In some ways ecumenism is a threatening undertaking. Our churches have become comfortable with their separated existences, which sometimes have been established for centuries. Our natural instinct is to protect our own interests, our own family, or our own heritage. It sometimes seems that, if ecumenism’s goal is to say that we’re all one, then all the things our ancestors fought for, all the things we love most dearly, are suddenly worthless. On the flip side, we often see things in other churches that disturb us greatly. Sometimes we don’t understand them and so we misinterpret them; but sometimes we do understand them and we disagree profoundly. In this light, ecumenism may seem like a big reduction into meaninglessness, claiming that nothing is really right or wrong, good or bad.
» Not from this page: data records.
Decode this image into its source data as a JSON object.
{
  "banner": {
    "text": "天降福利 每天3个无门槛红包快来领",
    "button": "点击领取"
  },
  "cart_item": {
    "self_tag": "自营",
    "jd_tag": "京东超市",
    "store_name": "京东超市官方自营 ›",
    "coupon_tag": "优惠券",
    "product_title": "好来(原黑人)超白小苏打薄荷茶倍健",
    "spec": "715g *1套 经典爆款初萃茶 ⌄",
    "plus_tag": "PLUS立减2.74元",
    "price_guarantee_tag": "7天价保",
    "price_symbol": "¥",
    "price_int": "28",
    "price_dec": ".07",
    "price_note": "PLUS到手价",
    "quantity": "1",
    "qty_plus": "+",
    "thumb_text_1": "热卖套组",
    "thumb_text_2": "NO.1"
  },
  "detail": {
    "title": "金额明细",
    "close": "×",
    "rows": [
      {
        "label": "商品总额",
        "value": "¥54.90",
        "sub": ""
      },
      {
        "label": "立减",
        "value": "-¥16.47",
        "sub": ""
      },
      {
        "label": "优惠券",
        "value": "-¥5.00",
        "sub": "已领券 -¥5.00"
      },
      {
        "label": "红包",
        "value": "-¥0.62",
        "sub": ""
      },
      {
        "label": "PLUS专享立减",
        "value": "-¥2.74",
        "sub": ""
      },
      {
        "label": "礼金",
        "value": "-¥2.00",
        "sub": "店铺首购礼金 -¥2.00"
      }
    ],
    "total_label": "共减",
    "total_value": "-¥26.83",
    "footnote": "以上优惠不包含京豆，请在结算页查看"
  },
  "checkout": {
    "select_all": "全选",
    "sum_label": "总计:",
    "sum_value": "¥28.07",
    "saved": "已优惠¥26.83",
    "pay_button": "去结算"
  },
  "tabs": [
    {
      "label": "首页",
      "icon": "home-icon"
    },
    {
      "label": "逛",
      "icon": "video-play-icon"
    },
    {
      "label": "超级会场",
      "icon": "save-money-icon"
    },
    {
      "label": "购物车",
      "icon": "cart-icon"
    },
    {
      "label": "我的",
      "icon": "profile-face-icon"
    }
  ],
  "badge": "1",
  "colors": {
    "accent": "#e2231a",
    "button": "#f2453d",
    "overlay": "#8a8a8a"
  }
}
On the other hand, it is equally true that the disunity of Christians has been damaging both to the church and to the world. After splitting in 1054, Eastern and Western Christians battled each other in some of the Crusades. After the Reformation, terrible religious wars ravaged Europe. They were so bad that they actually discredited religion itself; much of Western culture today is still controlled by a desire either to escape or to privatize the claims of Christianity, supposedly to keep the world safe. (Christians deserve this loss of confidence in many ways, but the history of the 20th century shows it’s doubtful that secular ideologies can do better.) The competition in the mission field did much to discredit the gospel when it was introduced to new lands. Was this really that the faith that Jesus commended to his disciples, commanding them to “love one another”? Or was it human sin attacking the most precious gift of God to the world?
What all of this means is that we must approach ecumenism as a spiritual calling. It is not a political strategy, an intellectual game, or a bland effort at being nice. The unity of the church is both a command and a gift of God. If we are to obey this command and receive this gift, we have to undertake certain spiritual disciplines to put our hearts and souls in the right place so they will welcome, not impede, the work of the Holy Spirit. Tomorrow and the next day I’ll lift up six spiritual disciplines that are essential to ecumenism.